The study said 78 percent of U.S. shoppers have "webroomed" over the past 12 months, while 72 percent have "showroomed."
When further divided by category, webrooming for consumer electronics and home improvement purchases saw large jumps over last year, up from 39 percent to 48 percent, and 25 percent to 35 percent, respectively.
Accenture's data line up with ShopperTrak's explanation of the disconnect between in-store holiday season sales and traffic. ShopperTrak said foot traffic at the nation's retailers fell 14.6 percent in past November and December compared to the prior year, but in-store sales rose 2.7 percent.

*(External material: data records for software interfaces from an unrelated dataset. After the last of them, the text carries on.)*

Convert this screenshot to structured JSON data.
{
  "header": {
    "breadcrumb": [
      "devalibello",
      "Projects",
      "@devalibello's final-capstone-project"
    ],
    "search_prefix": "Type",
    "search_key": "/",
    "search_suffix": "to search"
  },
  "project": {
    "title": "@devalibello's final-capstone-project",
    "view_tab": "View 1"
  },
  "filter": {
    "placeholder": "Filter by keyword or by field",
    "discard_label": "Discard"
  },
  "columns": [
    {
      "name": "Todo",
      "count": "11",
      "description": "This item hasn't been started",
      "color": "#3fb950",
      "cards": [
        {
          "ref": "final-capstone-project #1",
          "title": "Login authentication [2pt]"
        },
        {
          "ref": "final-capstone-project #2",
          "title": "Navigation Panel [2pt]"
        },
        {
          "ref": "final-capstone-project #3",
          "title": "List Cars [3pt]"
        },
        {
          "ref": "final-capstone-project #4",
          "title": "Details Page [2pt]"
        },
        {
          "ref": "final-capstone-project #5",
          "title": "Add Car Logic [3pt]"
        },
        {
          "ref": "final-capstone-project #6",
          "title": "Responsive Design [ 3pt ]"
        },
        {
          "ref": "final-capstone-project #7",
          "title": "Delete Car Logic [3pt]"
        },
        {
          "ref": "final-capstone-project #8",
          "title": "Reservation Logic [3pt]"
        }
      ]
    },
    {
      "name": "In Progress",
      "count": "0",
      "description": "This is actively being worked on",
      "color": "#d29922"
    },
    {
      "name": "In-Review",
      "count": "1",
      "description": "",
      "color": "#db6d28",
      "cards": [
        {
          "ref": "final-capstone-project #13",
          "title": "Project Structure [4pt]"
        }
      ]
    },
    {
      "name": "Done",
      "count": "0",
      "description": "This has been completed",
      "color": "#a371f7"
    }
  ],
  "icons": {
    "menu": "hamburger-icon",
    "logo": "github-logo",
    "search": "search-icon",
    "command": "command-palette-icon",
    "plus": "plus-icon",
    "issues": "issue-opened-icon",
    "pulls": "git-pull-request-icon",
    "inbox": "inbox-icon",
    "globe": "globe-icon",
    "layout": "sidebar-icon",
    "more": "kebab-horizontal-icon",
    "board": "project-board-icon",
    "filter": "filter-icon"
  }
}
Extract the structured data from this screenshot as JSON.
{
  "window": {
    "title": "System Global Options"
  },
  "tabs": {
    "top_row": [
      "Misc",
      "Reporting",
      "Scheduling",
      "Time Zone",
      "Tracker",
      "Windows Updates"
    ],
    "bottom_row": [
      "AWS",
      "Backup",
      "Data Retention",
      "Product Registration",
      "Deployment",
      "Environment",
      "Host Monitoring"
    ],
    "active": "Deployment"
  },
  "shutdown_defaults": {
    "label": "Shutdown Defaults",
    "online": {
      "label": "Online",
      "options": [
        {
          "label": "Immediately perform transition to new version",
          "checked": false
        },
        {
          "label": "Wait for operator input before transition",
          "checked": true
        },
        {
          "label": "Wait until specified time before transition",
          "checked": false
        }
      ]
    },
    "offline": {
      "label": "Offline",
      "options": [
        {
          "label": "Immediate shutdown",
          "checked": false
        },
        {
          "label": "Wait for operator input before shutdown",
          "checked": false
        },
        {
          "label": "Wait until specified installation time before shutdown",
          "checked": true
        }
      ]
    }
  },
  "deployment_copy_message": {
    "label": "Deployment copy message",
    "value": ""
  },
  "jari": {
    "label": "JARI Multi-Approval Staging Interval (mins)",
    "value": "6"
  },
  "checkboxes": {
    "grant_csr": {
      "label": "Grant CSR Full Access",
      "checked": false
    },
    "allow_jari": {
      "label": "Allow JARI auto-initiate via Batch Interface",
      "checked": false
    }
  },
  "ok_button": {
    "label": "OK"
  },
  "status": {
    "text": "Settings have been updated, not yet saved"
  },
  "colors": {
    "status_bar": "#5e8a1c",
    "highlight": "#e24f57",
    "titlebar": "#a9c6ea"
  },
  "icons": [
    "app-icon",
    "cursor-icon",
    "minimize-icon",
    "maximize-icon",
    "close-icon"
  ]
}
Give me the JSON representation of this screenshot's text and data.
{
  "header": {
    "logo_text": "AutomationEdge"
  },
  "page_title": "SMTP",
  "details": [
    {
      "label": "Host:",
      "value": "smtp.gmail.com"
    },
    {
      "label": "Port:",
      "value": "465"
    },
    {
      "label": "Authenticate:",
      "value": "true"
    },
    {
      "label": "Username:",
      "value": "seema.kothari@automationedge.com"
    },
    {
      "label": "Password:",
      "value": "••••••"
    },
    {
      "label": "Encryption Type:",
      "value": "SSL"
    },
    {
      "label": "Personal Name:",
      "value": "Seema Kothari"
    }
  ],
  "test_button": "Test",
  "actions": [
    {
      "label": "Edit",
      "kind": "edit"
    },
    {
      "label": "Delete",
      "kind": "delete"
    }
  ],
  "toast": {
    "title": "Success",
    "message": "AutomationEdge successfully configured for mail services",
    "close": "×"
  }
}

ShopperTrak founder Bill Martin said traffic is down because shoppers are visiting fewer stores per shopping trip, but sales are up because shoppers are heading to stores with the intent to buy. Rather than spending time moving from store to store to window shop in a traditional way, browsing is done online ahead of time, but some of the purchasing is done in-store. That's webrooming.
—By CNBC's Courtney Reagan. Follow her on Twitter @CourtReagan.